  19. pj
    March 4, 2011    

    @ Dean Marney

    Ha! Well, yes, if you’re going to broaden your terms to that extent, then you can blame every ill on the planet on the US and Britain. My point, though, was that in this thread we are talking about economic migrants rather than asylum seekers, and the dispute is over social security payments and residence status, so none of what you are saying, whether or not one agrees with it or not, actually applies here.

    Don’t let the facts get in the way of a good rant, though, will you. 😉

  20. Dean Marney
    March 5, 2011    

    “if you’re going to broaden your terms to that extent, then you can blame every ill on the planet on the US and Britain.”

    As a photographer, i lke to broaden my field of view to ensure i’ve captured the “bigger picture” in all it’s context, otherwise i risk giving a blinkered and narrow representation of reality 😉

    But don’t let reality get in the way of a blinkered viewpoint.

  21. gurmit
    March 7, 2011    

    Hi DD,

    I’ve come to your blog after a long time and hope your mom has a great recovery.
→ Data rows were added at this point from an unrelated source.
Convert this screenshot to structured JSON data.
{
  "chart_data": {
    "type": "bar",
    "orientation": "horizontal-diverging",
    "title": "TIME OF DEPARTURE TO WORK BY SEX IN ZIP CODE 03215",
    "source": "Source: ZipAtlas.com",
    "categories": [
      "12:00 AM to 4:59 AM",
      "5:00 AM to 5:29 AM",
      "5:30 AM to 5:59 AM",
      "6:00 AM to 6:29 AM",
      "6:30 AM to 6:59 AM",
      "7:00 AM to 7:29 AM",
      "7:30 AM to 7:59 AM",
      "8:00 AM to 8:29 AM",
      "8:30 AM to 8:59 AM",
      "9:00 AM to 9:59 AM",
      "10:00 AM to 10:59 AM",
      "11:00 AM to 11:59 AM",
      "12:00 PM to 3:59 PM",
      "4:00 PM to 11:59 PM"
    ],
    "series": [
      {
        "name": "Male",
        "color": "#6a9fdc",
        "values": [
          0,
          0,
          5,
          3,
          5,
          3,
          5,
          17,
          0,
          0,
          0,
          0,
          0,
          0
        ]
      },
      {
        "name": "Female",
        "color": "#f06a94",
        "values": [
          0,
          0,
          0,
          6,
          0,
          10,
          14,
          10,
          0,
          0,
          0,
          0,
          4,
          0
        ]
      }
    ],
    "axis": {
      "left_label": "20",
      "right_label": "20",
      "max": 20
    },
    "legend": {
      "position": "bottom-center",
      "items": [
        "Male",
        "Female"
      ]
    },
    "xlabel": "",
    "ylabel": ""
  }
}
I’m glad she got the surgery she needed.


  22. Jeremy Walcott
    March 10, 2011    

    I share Dean’s view, our western democratic goverments have been supporting totalitatrian regimes for decades for our own greedy economic interests. When the poor people of these countries decide they’ve had enough and start to revolt or leave their countries, we shouldn’t expect the smaller countries to have to deal with the mess.

  23. Jeremy Walcott
    March 31, 2011    

    What happened to these hunger strikers? Is there any news?

  24. deviousdiva
    March 31, 2011    

    I think they got temporary asylum. I have been out of the loop for a while and I apologise for that. If anyone has any first hand news, could they please let me know?

  25. Dean Marney
    April 1, 2011    

    Hi Deviousdiva,
    Now you’re back in the loop, is there any way you can find out exactly what happened to these people?

  26. Adnan Hamdoun
    April 5, 2011    

    These people are ok, much better, Greek goverment gave them more time to stay and they are happy and eating alot food again. Why does’nt this blog say this good news? Only bad news aloud here?

    Maybe he is out of the loop but this blogger has time to post other news on his blog, so why not the good news? Am wondering why?

  27. deviousdiva
    April 5, 2011    

    Thank you for updating Adnan Hamdoun. If you’ll notice I have posted just one article since the beginning of March. I will not be going into details as to why but this is not some effort to post only bad news. You’ll just have to take my word on that. Thank you